A Victory for Human Rights: Marlin Mine in Guatemala Ordered to Shut
After tireless campaigning by the indigenous people of Guatemala and international solidarity organizations, including Grassroots International, the Goldcorp Marlin Mine has been ordered to shut by the Inter-American Commission on Human Rights. This is a huge victory for local Mayan residents who have fought for the past six years to hold Goldcorp accountable for appalling social and environmental problems caused by the mine. Grassroots International supported their struggle for justice by funding indigenous representatives to attend meetings with allies in Canada and the United States as well as hearings at the Inter-American Commission on Human Rights.
The Marlin mine, owned and operated by Goldcorp, Inc of Canada, is a combined underground and open pit operation currently worth $416-million for its gold and silver production. The mine has caused numerous violations to local communities’ right to life and health and was established without their free, prior, and informed consent — a right enshrined in the U.N. Declaration on the Rights of Indigenous Peoples. Other violations have included heavy metals and arsenic contamination of waterways, structural damage (caused by detonations at the mine site) to hundreds of nearby homes resulting in long-term human displacement, and the murder of at least two protesters in 2005 by mine guards.
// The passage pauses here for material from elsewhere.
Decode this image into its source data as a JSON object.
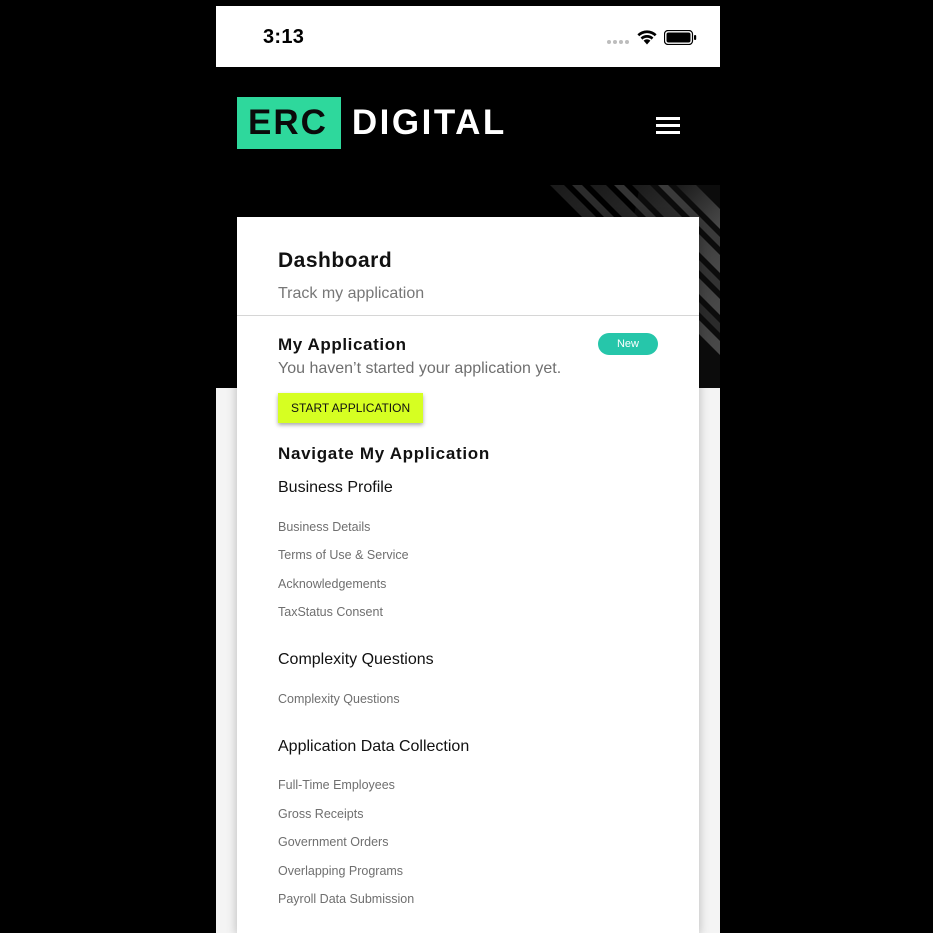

The Commission’s ruling marks an important step forward both for the people of San Miguel Ixtahuacan and Sipakapa and for the protection of indigenous rights more broadly. However, the struggle is not over. Goldcorp has not issued any formal statement regarding how it will respond to the ruling, which was handed down on May 20th and reportedly required compliance within 20 days, a period that has now lapsed. “I am not aware of any official statements from the government concerning the matter,” Jeff Wilhoit, Goldcorp vice-president of investor relations, said of the ruling in a press release. Moreover, Guatemalan president Alvaro Colom has openly opposed closing the mine. Nonethess, the Commission’s ruling represents an important triumph for human rights over corporate profits , and we will post updates as practical implications of the ruling become evident.